This is a proceeding for the removal of an administrator for a failure to file an inventory of the estate of his decedent. On January 22,1890, W. H. Mills died seized and possessed of a large amount of property in Klamath county, Oregon, leaving as his sole heir his son Warren E. Mills, who intermarried with the petitioner herein and died in November following, leaving his wife as his devisee. At the time of his death, W. EL Mills and one J. B. Rider owned a large amount of real estate, and were equal partners in the business of farming, and raising, buying and selling stock, and by their lessee were in possessionvT ^rsonal property of the probable value of four thousandth.?'ars. On July 21, 1890, Fred EL Mills was duly appointed administrator of the estate of W. EL Mills, qualified and entered upon the discharge of his duties, but *211in the inventory filed by him, failed and neglected to include any of the personal property in the possession of W. H. Mills at the time of his death. As a reason for omitting this property from tbe inventory, the administrator claims to have purchased it from Warren F. Mills subsequent to the death of his father and of his appointment as administrator. By reason of such purchase, he now claims to be the owner of the property, that it does not belong to the estate, and therefore should not be included in the inventory.

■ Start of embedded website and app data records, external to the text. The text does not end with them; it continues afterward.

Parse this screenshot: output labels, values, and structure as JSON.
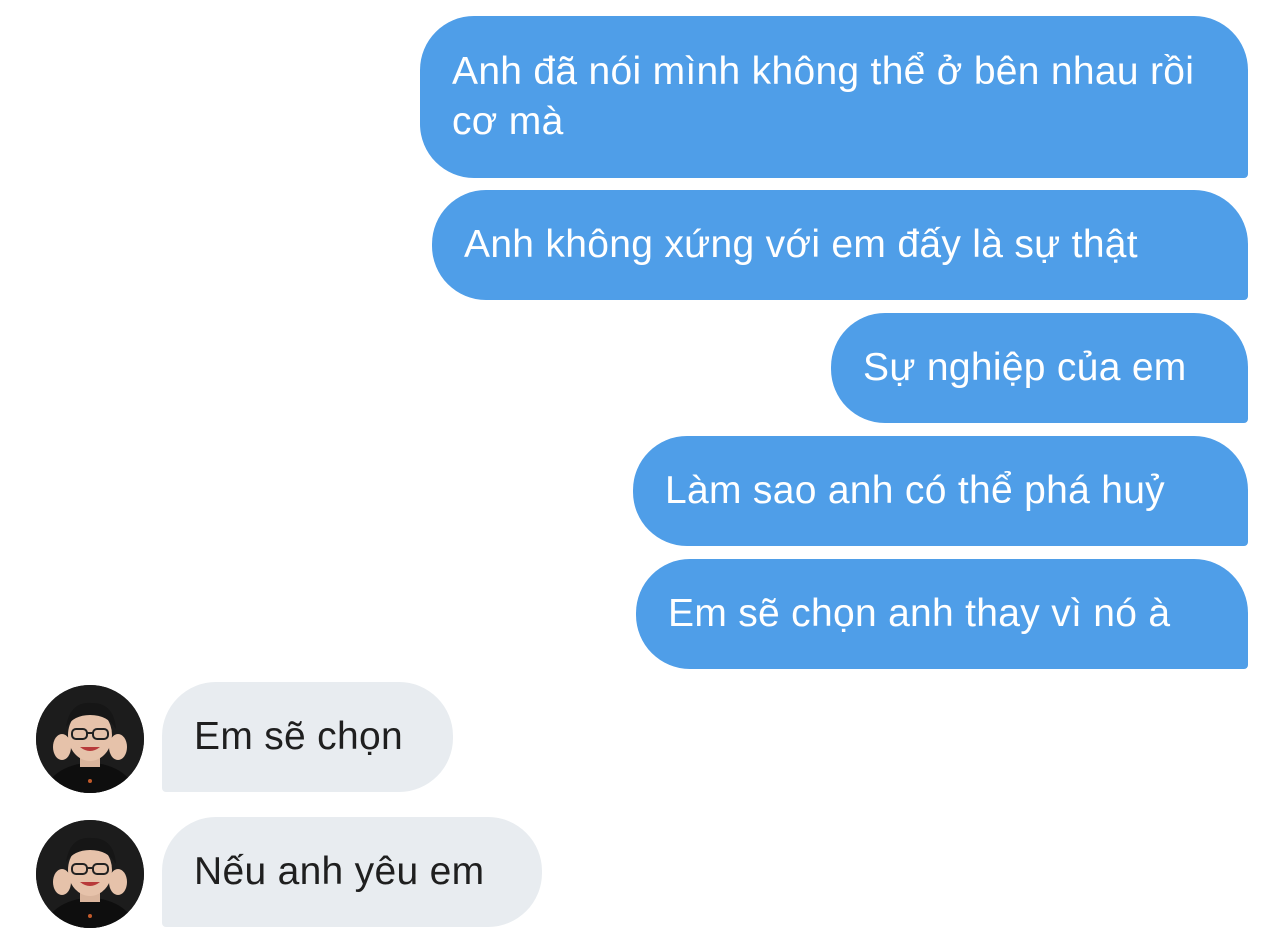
{
  "conversation": {
    "sent": [
      {
        "text": "Anh đã nói mình không thể ở bên nhau rồi cơ mà"
      },
      {
        "text": "Anh không xứng với em đấy là sự thật"
      },
      {
        "text": "Sự nghiệp của em"
      },
      {
        "text": "Làm sao anh có thể phá huỷ"
      },
      {
        "text": "Em sẽ chọn anh thay vì nó à"
      }
    ],
    "received": [
      {
        "text": "Em sẽ chọn",
        "avatar": "contact-avatar"
      },
      {
        "text": "Nếu anh yêu em",
        "avatar": "contact-avatar"
      }
    ]
  },
  "colors": {
    "sent_bubble": "#4f9ee8",
    "sent_text": "#ffffff",
    "received_bubble": "#e8ecf0",
    "received_text": "#1f1f1f",
    "background": "#ffffff"
  }
}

The contention of the petitioner is, that the alleged purchase by the administrator of Warren F. Mills was not in fact made; and if it were, the heir had no interest in the property which he could convey pending the settlement of the estate, and that the administrator is prohibited by law (Hill’s Code, § 1162) from purchasing property belonging to the estate.

A vast amount of testimony has been taken and is in the record, and learned and exhaustive briefs have been filed, as well as oral arguments made, touching the questions thus suggested; but in the view we have taken of this matter, it is unnecessary for us to enter upon an examination of the validity of the alleged sale by Warren F. Mills to the administrator. In re Holliday Estate, 18 Or. 168" court="Or." date_filed="1889-11-04" href="https://app.midpage.ai/document/in-re-holladays-estate-6895489?utm_source=webapp" opinion_id="6895489">18 Or. 168, it was held by this court that a failure to make and return an inventory of the estate by an executor or administrator within the time allowed by law, is a violation of duty for which he is subject to removal. At the time of the death of W. H. Mills, he was in possession and at least prima facie the owner of this property, and it should have been included in the inventory of his estate; and for an intentional neglect so to do, the administrator is subject to removal, under the decision mentioned.

In addition to this, it is apparent from the mere statement of the claims of the petitioner and the administrator, that there is a direct conflict in interest between the estate *212and Fred H. Mills, and that he cannot act indifferently in the matter. An administrator stands in the position, so to speak, of a trustee, and should be a person who can and will carefully guard the interests of the estate, and at least stand indifferent between it and claimants to the property. This Fred H. Mills cannot do; and he must necessarily, if allowed to act as administrator, sacrifice the interests of the estate, if any, in this property, or his own interests, and it is expecting too much of human nature to assume the latter. We do not conceive this to be a proper proceeding in which to try the question of the title to this property, and therefore do not express or indicate any opinion thereon; nor as a fact have we examined the testimony further than to see that there is a real and substantial controversy, and one which must be tried in the proper forum, the estate being represented by some person as administrator who is in a position to assert its rights, if any. It is sufficient for us to know that the interests of Fred H. Mills as an individual and as administrator are so antagonistic that they cannot be represented by the same person.

It follows, therefore, that the decree of the court below must he reversed, and this cause remanded with directions to the county court to remove the administrator and appoint some suitable person in his place.